Glial cell line-derived neurotrophic factor up-regulates GTP-cyclohydrolase I activity and tetrahydrobiopterin levels in primary dopaminergic neurones
Article first published online: 3 FEB 2004
Journal of Neurochemistry
Volume 82, Issue 5, pages 1300–1310, September 2002
How to Cite
Bauer, M., Suppmann, S., Meyer, M., Hesslinger, C., Gasser, T., Widmer, H. R. and Ueffing, M. (2002), Glial cell line-derived neurotrophic factor up-regulates GTP-cyclohydrolase I activity and tetrahydrobiopterin levels in primary dopaminergic neurones.
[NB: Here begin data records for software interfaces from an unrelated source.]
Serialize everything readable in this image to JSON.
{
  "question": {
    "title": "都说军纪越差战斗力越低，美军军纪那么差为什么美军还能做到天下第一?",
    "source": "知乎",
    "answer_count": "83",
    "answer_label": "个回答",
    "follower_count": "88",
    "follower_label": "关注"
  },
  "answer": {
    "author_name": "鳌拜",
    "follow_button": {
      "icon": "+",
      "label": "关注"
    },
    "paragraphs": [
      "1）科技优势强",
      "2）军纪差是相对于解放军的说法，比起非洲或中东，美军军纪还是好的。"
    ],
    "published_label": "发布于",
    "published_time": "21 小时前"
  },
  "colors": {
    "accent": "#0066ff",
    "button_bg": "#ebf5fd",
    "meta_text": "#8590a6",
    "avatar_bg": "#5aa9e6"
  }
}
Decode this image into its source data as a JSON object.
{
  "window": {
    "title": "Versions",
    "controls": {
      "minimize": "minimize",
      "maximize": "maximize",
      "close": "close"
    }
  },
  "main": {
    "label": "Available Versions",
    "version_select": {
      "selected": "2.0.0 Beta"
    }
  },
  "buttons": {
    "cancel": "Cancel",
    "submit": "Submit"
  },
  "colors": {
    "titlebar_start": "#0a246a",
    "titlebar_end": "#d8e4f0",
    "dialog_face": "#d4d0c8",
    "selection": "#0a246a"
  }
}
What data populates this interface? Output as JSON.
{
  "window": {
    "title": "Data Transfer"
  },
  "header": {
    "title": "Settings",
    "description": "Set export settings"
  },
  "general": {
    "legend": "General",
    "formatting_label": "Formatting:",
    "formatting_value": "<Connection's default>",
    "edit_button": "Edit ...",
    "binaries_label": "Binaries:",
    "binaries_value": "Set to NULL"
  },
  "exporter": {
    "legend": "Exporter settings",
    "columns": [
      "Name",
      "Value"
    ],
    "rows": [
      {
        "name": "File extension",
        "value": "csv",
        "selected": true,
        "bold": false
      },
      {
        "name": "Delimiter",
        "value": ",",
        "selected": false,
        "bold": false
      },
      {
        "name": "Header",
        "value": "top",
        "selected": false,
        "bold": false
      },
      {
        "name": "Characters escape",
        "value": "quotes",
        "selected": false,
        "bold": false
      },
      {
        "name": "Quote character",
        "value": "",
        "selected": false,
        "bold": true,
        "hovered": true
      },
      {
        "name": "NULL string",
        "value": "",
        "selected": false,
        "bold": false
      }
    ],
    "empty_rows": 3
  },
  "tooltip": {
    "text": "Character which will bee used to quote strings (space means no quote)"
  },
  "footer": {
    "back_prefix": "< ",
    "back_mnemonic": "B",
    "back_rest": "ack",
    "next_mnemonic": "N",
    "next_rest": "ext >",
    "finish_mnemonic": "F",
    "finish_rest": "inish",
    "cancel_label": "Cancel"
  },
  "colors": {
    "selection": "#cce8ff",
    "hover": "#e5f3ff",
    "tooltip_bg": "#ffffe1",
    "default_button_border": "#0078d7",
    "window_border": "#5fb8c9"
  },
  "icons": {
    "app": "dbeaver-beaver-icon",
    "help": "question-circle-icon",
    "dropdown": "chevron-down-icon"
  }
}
Journal of Neurochemistry, 82: 1300–1310. doi: 10.1046/j.1471-4159.2002.01074.x
- Issue published online: 3 FEB 2004
- Article first published online: 3 FEB 2004
- Received January 11, 2002; revised manuscript received March 20, 2002; accepted June 10, 2002.
- dopaminergic neurones;
- glial cell line-derived neurotrophic factor;
- GTP-cyclohydrolase I;
- ventral mesencephalon
Glial cell line-derived neurotrophic factor (GDNF) protects dopaminergic neurones against toxic and physical damage. In addition, GDNF promotes differentiation and structural integrity of dopaminergic neurones. Here we show that GDNF can support the function of primary dopaminergic neurones by triggering activation of GTP-cyclohydrolase I (GTPCH I), a key enzyme in catecholamine biosynthesis. GDNF stimulation of primary dopaminergic neurones expressing both tyrosine 3-monooxygenase and GTPCH I resulted in a dose-dependent doubling of GTPCH I activity, and a concomitant increase in tetrahydrobiopterin levels whereas tyrosine 3-monooxygenase activity was not altered. Actinomycin D, asan inhibitor of de novo biosynthesis, abolished any GDNF-mediated up-regulation of GTPCH I activity. However, GTPCH I mRNA levels in primary dopaminergic neurones were not altered by GDNF treatment, suggesting that the mode of action for that up-regulation is not directly connected to the regulation of GTPCH I transcription. We conclude that GDNF, in addition to its action in structural differentiation, also promotes differentiation regarding expression and enzymatic activity of a crucial component in the dopaminergic biosynthetic pathway.